» INPUT DATA:

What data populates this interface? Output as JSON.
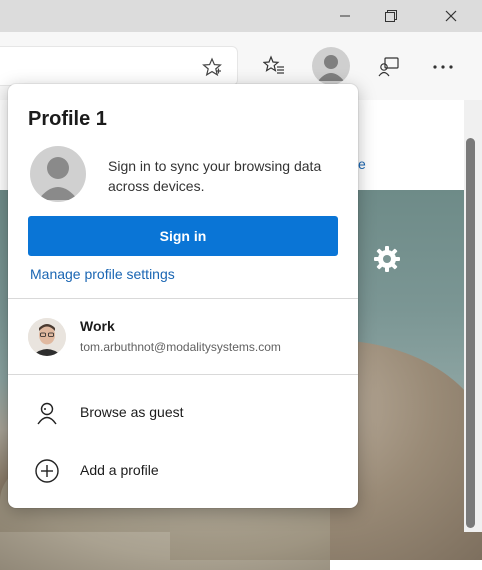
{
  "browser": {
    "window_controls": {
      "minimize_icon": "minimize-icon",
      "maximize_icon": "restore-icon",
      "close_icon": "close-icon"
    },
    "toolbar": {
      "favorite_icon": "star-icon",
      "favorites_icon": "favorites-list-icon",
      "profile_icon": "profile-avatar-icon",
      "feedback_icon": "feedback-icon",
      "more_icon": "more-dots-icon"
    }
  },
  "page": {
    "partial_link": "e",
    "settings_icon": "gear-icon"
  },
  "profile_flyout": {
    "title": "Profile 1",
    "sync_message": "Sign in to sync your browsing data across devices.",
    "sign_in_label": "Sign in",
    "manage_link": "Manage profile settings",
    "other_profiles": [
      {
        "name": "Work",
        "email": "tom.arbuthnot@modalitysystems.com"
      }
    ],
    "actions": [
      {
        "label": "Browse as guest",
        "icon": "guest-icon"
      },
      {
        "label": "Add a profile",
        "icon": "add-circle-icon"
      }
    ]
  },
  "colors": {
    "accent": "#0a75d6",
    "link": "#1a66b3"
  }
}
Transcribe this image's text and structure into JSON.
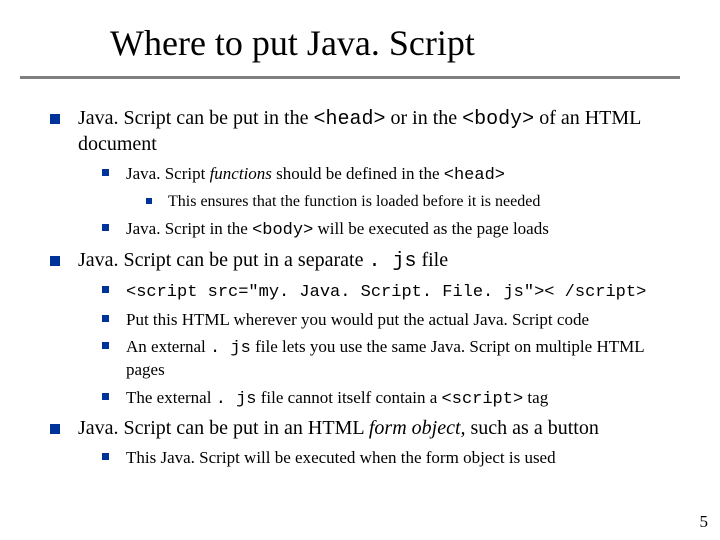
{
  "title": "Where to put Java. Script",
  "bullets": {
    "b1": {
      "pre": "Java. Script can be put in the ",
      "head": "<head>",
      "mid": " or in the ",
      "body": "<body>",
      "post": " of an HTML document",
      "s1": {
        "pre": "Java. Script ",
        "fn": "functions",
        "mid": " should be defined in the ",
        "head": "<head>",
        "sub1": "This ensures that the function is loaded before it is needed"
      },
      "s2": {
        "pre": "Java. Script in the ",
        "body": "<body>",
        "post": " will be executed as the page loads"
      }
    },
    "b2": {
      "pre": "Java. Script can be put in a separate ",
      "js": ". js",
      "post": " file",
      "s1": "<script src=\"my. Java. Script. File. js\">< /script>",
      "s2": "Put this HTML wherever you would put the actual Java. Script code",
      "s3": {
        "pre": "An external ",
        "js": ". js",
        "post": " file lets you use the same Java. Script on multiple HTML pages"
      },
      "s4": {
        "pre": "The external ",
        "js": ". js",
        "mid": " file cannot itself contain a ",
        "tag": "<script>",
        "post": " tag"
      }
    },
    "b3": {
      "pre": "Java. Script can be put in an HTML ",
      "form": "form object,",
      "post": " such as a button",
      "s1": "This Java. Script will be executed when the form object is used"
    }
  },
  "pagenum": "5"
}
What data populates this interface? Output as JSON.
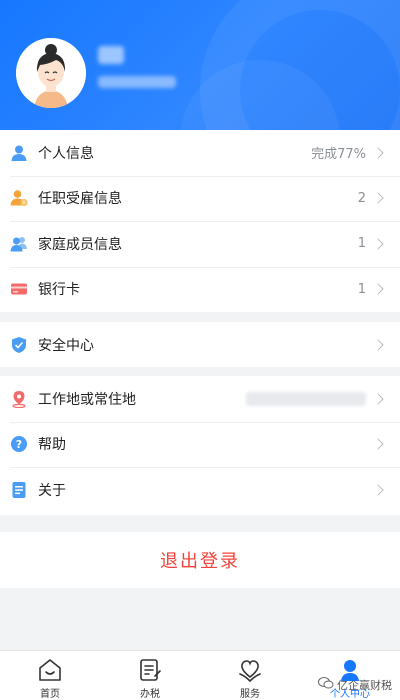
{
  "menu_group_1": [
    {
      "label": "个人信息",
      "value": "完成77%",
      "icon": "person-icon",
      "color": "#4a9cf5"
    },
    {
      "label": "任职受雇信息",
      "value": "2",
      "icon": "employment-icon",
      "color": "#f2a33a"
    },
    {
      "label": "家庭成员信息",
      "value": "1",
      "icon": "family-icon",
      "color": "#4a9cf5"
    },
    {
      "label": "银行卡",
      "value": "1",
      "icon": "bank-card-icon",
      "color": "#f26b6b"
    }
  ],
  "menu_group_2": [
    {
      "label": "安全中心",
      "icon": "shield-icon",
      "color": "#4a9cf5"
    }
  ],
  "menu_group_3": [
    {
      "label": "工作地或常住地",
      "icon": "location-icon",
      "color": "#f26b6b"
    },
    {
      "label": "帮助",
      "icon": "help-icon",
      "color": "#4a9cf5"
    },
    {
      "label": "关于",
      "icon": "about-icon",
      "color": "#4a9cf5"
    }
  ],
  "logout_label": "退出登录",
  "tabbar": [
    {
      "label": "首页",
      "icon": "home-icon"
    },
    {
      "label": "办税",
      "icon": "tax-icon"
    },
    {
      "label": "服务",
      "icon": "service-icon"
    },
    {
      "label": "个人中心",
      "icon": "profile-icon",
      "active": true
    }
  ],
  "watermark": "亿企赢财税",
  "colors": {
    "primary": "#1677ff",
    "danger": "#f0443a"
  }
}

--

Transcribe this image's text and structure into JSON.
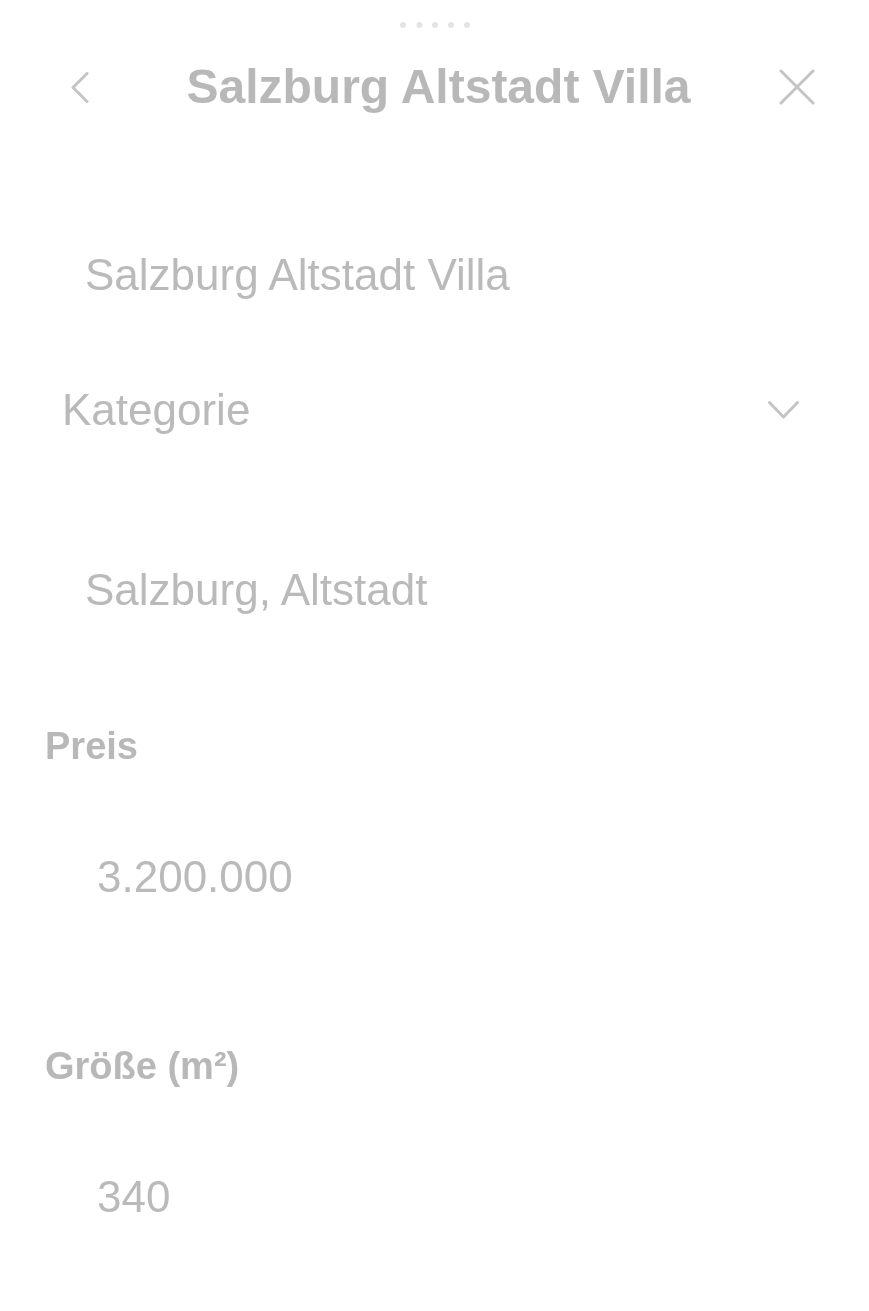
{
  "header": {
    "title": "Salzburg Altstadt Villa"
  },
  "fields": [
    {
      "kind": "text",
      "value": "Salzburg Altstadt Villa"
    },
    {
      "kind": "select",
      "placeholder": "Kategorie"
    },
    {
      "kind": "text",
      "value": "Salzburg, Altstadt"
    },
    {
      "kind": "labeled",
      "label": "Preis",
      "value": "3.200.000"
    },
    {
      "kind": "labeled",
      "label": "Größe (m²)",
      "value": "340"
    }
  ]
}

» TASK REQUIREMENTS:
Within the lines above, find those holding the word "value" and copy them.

» RESPONSE BELOW:
      "value": "完成77%",
      "value": "2",
      "value": "1",
      "value": "1",
      "value": "Salzburg Altstadt Villa"
      "value": "Salzburg, Altstadt"
      "value": "3.200.000"
      "value": "340"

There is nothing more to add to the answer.